The coverage of these preventive services gives Americans access to many of the services already offered to Members of Congress. Not only are these services similar to a list of preventive services recommended by the National Business Group on Health, but many private employers already cover these services.

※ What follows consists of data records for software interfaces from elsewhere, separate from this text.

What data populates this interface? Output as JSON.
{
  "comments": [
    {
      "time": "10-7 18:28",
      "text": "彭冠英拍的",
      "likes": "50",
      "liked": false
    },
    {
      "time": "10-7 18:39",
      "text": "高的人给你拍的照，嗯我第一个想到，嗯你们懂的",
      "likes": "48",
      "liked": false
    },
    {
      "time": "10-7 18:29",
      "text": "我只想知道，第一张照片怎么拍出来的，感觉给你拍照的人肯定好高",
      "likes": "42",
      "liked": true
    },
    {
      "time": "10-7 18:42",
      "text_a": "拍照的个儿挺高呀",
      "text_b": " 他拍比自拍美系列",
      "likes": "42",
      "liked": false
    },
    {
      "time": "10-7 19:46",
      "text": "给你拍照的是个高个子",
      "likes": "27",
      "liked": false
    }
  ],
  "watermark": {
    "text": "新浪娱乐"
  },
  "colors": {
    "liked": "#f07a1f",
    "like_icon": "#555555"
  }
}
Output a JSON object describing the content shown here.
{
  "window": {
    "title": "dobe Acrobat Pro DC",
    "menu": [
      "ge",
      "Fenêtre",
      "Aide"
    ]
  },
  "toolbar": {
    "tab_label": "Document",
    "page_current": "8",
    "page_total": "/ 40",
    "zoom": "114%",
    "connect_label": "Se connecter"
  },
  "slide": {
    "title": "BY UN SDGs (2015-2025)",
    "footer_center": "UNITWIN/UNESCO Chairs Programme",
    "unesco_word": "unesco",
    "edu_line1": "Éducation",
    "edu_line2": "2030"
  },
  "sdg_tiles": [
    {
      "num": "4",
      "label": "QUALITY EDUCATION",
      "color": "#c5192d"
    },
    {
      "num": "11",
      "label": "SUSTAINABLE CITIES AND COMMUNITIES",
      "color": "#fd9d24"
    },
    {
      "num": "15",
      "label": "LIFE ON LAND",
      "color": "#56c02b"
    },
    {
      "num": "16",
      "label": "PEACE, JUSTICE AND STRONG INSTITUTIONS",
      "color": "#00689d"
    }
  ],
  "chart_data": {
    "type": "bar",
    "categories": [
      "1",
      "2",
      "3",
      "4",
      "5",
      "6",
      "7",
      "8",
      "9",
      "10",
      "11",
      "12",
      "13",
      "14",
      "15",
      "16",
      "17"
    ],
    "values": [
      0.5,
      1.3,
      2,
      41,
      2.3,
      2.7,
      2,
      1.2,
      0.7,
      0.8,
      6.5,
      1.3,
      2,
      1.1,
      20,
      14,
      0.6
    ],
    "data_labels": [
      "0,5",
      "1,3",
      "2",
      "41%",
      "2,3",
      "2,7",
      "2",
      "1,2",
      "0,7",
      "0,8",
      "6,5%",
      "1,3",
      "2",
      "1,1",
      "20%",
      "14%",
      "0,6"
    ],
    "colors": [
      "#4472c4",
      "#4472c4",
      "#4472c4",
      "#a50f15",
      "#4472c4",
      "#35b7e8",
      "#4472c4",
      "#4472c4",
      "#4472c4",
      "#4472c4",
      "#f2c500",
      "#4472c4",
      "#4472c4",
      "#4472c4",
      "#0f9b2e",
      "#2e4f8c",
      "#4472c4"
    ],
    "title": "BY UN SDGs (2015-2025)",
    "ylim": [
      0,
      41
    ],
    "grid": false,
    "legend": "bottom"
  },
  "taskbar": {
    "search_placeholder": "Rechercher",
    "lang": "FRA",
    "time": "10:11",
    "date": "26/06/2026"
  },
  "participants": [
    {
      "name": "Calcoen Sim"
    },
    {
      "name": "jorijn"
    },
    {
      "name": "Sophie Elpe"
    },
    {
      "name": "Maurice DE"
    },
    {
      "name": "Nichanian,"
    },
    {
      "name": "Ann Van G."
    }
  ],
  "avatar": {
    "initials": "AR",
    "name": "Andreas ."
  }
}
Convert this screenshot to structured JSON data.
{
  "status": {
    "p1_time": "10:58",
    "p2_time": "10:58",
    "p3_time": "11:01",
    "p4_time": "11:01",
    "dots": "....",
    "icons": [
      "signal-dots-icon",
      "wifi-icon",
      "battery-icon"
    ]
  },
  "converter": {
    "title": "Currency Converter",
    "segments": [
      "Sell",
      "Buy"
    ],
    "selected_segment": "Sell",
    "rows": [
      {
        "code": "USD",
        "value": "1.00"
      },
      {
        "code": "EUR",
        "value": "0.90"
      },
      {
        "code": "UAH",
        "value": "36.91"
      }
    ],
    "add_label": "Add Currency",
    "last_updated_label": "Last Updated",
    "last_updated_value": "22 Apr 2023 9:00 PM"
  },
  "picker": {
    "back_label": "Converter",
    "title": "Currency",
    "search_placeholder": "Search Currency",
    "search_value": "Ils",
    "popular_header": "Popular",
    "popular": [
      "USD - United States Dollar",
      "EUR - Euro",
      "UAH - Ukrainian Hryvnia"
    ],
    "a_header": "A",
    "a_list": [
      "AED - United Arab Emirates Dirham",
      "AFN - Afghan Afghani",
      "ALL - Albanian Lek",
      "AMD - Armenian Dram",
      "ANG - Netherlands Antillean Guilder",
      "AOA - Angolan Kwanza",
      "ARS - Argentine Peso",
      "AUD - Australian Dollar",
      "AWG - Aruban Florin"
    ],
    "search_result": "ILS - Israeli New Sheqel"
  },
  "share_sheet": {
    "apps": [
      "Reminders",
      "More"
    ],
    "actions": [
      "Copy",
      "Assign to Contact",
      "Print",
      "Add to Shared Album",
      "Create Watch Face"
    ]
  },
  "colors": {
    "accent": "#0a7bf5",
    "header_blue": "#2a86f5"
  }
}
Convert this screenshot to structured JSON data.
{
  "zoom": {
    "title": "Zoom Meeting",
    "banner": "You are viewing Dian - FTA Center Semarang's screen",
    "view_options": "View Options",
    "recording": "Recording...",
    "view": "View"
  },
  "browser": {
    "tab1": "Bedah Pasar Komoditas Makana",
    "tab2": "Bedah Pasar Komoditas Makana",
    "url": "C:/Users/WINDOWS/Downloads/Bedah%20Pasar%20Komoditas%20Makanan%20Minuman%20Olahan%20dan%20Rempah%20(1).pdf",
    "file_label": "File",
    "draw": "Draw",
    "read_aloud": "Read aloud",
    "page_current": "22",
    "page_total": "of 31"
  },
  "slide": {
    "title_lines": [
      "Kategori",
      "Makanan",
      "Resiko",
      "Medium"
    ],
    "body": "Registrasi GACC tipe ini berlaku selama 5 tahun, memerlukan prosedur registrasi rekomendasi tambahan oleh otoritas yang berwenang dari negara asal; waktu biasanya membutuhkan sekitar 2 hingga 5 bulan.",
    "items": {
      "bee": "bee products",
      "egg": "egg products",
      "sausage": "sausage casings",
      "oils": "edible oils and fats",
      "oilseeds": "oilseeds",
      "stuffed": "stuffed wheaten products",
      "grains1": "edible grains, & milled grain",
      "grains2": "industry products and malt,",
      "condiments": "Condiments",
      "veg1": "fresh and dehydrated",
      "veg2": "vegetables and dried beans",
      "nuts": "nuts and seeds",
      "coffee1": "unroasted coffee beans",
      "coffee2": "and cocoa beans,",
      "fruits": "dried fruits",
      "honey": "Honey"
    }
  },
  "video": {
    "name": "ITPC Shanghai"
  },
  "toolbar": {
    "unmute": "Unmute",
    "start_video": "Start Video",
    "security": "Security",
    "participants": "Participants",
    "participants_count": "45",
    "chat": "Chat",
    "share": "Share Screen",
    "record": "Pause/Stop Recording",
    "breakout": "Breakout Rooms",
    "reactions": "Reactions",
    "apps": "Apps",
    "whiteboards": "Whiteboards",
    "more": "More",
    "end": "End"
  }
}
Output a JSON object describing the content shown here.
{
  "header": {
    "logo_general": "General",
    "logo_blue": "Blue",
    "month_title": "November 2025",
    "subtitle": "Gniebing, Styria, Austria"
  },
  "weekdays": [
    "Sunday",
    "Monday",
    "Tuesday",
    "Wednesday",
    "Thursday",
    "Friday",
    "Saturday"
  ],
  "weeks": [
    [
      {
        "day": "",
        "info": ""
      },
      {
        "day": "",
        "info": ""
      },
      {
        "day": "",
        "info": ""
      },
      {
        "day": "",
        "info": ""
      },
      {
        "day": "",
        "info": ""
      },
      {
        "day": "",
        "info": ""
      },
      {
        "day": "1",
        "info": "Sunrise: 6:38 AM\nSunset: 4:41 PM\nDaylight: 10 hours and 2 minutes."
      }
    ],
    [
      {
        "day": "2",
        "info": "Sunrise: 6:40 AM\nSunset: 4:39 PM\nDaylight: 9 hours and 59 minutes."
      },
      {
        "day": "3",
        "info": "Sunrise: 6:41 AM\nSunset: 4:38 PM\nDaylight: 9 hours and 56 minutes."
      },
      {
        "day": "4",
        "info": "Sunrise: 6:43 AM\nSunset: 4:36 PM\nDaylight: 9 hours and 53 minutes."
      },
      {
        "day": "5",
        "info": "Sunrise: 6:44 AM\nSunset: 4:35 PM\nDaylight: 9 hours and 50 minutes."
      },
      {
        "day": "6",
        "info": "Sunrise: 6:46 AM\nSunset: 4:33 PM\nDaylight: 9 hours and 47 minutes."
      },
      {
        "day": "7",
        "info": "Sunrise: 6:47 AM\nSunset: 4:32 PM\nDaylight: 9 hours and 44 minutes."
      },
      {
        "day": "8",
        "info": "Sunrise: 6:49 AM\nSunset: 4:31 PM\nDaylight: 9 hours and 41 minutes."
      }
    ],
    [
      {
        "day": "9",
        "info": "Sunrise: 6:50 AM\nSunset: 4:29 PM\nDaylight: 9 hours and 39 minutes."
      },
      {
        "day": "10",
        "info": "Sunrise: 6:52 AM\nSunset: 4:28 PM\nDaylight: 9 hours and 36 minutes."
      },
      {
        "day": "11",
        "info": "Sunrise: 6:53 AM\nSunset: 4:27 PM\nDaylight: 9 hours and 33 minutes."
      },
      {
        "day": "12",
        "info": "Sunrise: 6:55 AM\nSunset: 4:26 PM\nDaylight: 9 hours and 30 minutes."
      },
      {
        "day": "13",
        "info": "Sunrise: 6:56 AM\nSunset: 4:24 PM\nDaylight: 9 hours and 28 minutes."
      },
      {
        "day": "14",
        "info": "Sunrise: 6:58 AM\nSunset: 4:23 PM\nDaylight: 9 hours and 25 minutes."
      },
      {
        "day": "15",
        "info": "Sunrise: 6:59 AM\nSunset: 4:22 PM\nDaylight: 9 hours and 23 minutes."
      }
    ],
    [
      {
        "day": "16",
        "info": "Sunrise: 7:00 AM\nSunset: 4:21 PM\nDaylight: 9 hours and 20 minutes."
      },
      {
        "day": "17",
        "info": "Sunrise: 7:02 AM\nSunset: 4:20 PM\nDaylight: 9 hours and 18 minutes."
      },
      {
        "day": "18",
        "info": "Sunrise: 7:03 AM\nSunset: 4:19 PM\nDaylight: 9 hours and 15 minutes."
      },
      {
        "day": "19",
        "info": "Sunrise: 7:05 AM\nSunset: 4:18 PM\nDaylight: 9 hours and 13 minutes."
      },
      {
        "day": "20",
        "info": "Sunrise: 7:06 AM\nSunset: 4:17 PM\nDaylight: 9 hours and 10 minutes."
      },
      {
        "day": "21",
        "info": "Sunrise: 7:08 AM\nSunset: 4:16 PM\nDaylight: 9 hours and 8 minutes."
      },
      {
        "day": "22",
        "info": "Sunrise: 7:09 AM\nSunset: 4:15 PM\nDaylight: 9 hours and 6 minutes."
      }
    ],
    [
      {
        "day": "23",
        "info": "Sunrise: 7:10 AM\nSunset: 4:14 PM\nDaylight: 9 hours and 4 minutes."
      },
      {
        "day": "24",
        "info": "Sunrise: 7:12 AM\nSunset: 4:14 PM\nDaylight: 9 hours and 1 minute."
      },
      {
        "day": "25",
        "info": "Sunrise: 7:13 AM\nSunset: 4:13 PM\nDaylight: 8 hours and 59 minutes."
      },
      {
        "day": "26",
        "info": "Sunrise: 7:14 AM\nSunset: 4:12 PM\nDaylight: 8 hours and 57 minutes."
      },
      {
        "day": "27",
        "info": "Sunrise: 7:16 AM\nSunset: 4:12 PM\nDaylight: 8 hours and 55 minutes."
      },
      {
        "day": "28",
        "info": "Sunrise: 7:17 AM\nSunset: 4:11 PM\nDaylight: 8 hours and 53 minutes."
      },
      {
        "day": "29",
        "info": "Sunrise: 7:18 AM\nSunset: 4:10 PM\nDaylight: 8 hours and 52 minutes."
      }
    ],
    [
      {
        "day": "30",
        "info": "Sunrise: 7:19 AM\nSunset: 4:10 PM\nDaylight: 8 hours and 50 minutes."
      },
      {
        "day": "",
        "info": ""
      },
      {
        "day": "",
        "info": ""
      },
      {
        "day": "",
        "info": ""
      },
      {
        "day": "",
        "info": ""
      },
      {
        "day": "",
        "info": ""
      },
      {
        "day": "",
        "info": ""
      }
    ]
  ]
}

In light of the religious concerns of certain religious organizations, the Guidelines exempt the health plans of certain religious employers from the requirement to cover contraceptive services. The administration also has established accommodations for certain other non-profit religious organizations (including non-profit religious institutions of higher education) so they will not have to contract, arrange, pay or refer for contraceptive coverage to which they object on religious grounds. Health insurance companies or third party administrators—rather than objecting non-profit religious organizations—will pay for contraceptive services used by women who otherwise receive health coverage under health plans offered by these organizations. In short, these final rules provide accommodations under which women in health plans offered by eligible non-profit religious organizations that object to contraceptive coverage on religious grounds have access to free contraceptive coverage, but such organizations do not have to contract, arrange, pay or refer such coverage.
1 As described below, there are special rules for the preventive service requirement for certain non-profit religious organizations.
Posted on: August 1, 2011
Last updated: June 28, 2013
Content last reviewed on September 22, 2015